Do you have any other book/author-friendly vacation spots?
Unrelated, but fascinating, to me anyhow. Do you remember, in TWISTED, the English teacher told the main character, Tyler, about a friend of his in grad school who had Homo, fuge written on his arm, in Latin? (A wonderful librarian quotes the entire passage on her blog entry about TWISTED, if you don’t remember.)
Well, there is evidence of a real-world person getting this tattoo, though he went for the English translation, not the Latin. I am quite sure this tat had nothing to do with my book and everything to do with the original Tragical History of Doctor Faustus. It’s just cool when the real world and the world in my head intersect. (thanks to Susanna William via Fuse #8 for the linkitude.)

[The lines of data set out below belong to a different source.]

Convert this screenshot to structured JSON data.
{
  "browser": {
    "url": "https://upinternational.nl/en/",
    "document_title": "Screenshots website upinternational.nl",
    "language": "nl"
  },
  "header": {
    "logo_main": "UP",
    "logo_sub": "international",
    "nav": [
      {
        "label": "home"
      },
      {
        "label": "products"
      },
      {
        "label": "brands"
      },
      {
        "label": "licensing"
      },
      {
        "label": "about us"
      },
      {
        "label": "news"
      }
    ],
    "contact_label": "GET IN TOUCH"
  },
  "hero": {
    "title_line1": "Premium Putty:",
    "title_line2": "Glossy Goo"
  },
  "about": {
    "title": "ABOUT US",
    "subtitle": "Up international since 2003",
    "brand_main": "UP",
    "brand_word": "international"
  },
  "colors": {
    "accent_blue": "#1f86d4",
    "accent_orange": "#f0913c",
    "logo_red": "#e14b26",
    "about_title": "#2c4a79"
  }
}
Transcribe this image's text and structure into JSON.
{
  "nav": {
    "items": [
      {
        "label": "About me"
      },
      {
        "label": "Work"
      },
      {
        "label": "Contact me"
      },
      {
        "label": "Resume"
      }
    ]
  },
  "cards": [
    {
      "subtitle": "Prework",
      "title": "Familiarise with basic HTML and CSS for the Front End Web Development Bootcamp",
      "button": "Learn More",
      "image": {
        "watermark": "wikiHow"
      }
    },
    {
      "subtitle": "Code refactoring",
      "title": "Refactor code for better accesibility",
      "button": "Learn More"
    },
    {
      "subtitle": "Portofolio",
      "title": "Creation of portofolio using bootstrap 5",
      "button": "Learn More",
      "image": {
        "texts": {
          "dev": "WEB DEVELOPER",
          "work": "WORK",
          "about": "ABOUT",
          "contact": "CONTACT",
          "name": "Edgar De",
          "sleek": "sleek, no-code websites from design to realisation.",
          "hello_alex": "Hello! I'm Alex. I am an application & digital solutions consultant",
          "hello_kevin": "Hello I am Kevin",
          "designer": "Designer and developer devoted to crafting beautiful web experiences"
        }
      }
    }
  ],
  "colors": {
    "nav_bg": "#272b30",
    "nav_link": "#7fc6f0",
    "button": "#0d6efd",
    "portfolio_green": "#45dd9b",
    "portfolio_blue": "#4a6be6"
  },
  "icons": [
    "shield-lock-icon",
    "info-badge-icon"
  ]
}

You wrote: This is probably one of those “whatever works for you” kinds of questions, but I’d like your perspective. Since, as you mention, most writers must maintain full-time jobs to live on while writing, how does one balance writing with the other demands of life? This includes not only the full-time day job but also raising children and family demands. I’m sure that your juggling of book tours and fan mail and running and family alongside your writing time must provide some wisdom…please share!
No wisdom, just sympathy. Every writer I know faces these struggles. And they don’t seem to get easier, they simply morph into something new. Most of our kids are grown, but now taking care of our elderly parents takes up a lot of time. Chances are that when our parents have all passed away, grandchildren will appear on scene. “And so it goes…,” to quote a famous man.
I’ve always set well-defined and somewhat attainable goals for myself, both in my writing and my real-world life. Having goals helps me keep the right compass heading when life gets overwhelming. I’ve also gotten better at turning away from the kinds of activities that do not support the priorities in my family life and my work. This means watching little television and going to few movies. I’m not much of a volunteer anymore. I kind of feel bad about that, but to my dismay, there are still only 24 hours in a day.
Here’s something that might help. Indentify the core values in your life (family, marriage, creative work, financial stability, for example). Try to keep it at 5 or fewer.
Write the values down and then list the tasks that you do everyday that connect to and strengthen those values.
Here’s the tricky part. For one week, monitor how you are spending your time. (Maybe you could do this at the top of every hour, or before you go to bed each night.) List which activities support your core values and which had nothing to do with them. Then figure out how you can detach yourself from the things that are not within your core value system. This will free up time for the things you care about the most.
Any thoughts on this?
Back to work. Scribblescribblescribble…